Editor's Note: This is the latest story in the Illinois Important Dates series, brought to you by the Illinois Associated Press Media Editors and Illinois Press Association. Throughout the year, writers from newspapers throughout Illinois will mark milestones and holidays with articles noting their significance in the state.

U.S. Sen. Tammy Duckworth spends Memorial Day honoring her friends in the military who have fallen and the heroic soldiers who kept her from numbering among the dead.

“Memorial Day is a day to honor our heroic dead,” said Duckworth, the junior senator from Illinois. “People often confuse Veterans Day with Memorial Day. Veterans Day is when we thank our veterans for their service and Memorial Day is specifically to honor the fallen.”

Duckworth retired from military service in 2014 with the rank of Lieutenant Colonel after serving 23 years. She flew Black Hawk helicopter combat missions during Operation Iraqi Freedom and was awarded the Purple Heart.

Deployed to Iraq in 2004, it was on Nov. 12 of that year when a rocket-propelled grenade took down her helicopter. She lost her legs and has limited use of her right arm.

“I think every Memorial Day about the guys from the Illinois National Guard that I knew that never made it home from Iraq,” Duckworth said.

“Whether it’s the CH-47 (Chinook helicopter) crew that was shot down in Iraq from the Peoria unit, or whether it was Sgt. First Class Bill Chaney of my own unit out of Chicago Midway Airport, who was a Vietnam veteran and deployed to Iraq at the age of 59, who died of natural causes and never made it home. Or whether it was the young men, that as a public official, I went to their deployment ceremony out of Woodstock, Illinois, who were killed coming back.”

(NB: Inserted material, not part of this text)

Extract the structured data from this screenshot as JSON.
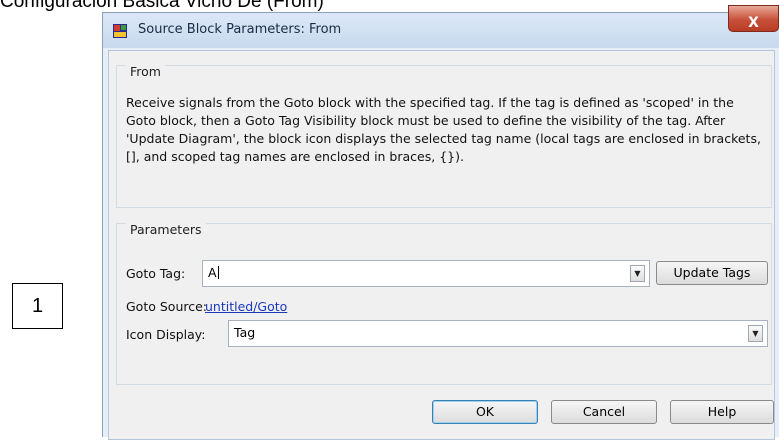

Duckworth said the Chinook CH-47 helicopter shot down on Nov. 2, 2003, was part of the Illinois Army National Guard unit based in Peoria. Sixteen were killed and 20 wounded. Among the dead was Illinois Army National Guard Pilot 1st Lt. Brian D. Slavenas.

Friends and family in Genoa described Slavenas to The Associated Press as a "gentle giant," a nonviolent man who felt a duty to his country.

"He wasn't one of those gung-ho, want-to-go-to-war-type guys," his brother, Eric Slavenas, told AP. "He was there to do a job."

Duckworth said people serve their country in the military for many reasons. She began Army Reserve Officer Training Corps (ROTC) at George Washington University in Washington, D.C., after the fall of the Berlin Wall.

“I found myself in all of my classes becoming friends with either currently serving guardsmen and reservists or with veterans in my class on the G.I. Bill,” Duckworth said. “I remember watching the Berlin Wall come down, and I remember seeing all of those East Germans and Czechoslovakians fleeing the Soviet Union.

“People were grabbing whatever possessions they could carry and running into freedom,” Duckworth said. “And I remember thinking how proud I was to be an American and it was my nation standing with the NATO allies that represented freedom and liberty.”

“I fell in love with the meritocracy of the Army and decided that this was something I wanted to do as part of my life,” Duckworth said. “I just wanted to do my part for this nation that I love more than my own life.”

After receiving her Master's of Arts Degree in International Affairs at George Washington University, Duckworth pursued a Ph.D. in political science from Northern Illinois University in DeKalb, where she finished her ROTC training in May 1992 and received her commission as an officer in the U.S. Army Reserve. Her first choice was to be a helicopter pilot, because that was one of the few Army combat assignments offered to women at the time.

Duckworth grew up in various cities throughout Southeast Asia. Her father, Franklin Duckworth, worked for the United Nations Refugee Program after he retired from the military, where he had served during World War II, Korea and Vietnam.

Working for the U.N., Franklin Duckworth provided humanitarian aid to the Vietnamese boat people and refugees fleeing Laos and Cambodia, then worked for multinational corporations.

“Memorial Day was something we always observed at the U.S. Embassy to honor our heroic dead,” Duckworth said. “My family history on my dad’s side goes back to the Revolution, and Memorial Day was always significant in my family.”

Duckworth led a bipartisan congressional delegation to Iraq in April. She returned to Iraq for the first time since her helicopter was shot down in 2004.

“Memorial Day isn’t about me now,” Duckworth said. “I survived the shoot down. If I was killed, Memorial Day would be about me, but thanks to the heroism of both my crew of my aircraft and the second aircraft in our flight, I made it home.”

“My pilot-in-command received a Distinguished Flying Cross,” Duckworth said, referring to Dan Milberg of the Missouri National Guard. “And I want to be sure to always honor that.”

“Because they saved me, Memorial Day isn’t about me,” Duckworth said. “And I get to honor them and get to honor our fallen dead and work as hard as I can for our veterans, work as hard as I can for family members of the fallen, and make sure we stand by every one of our military men and women.”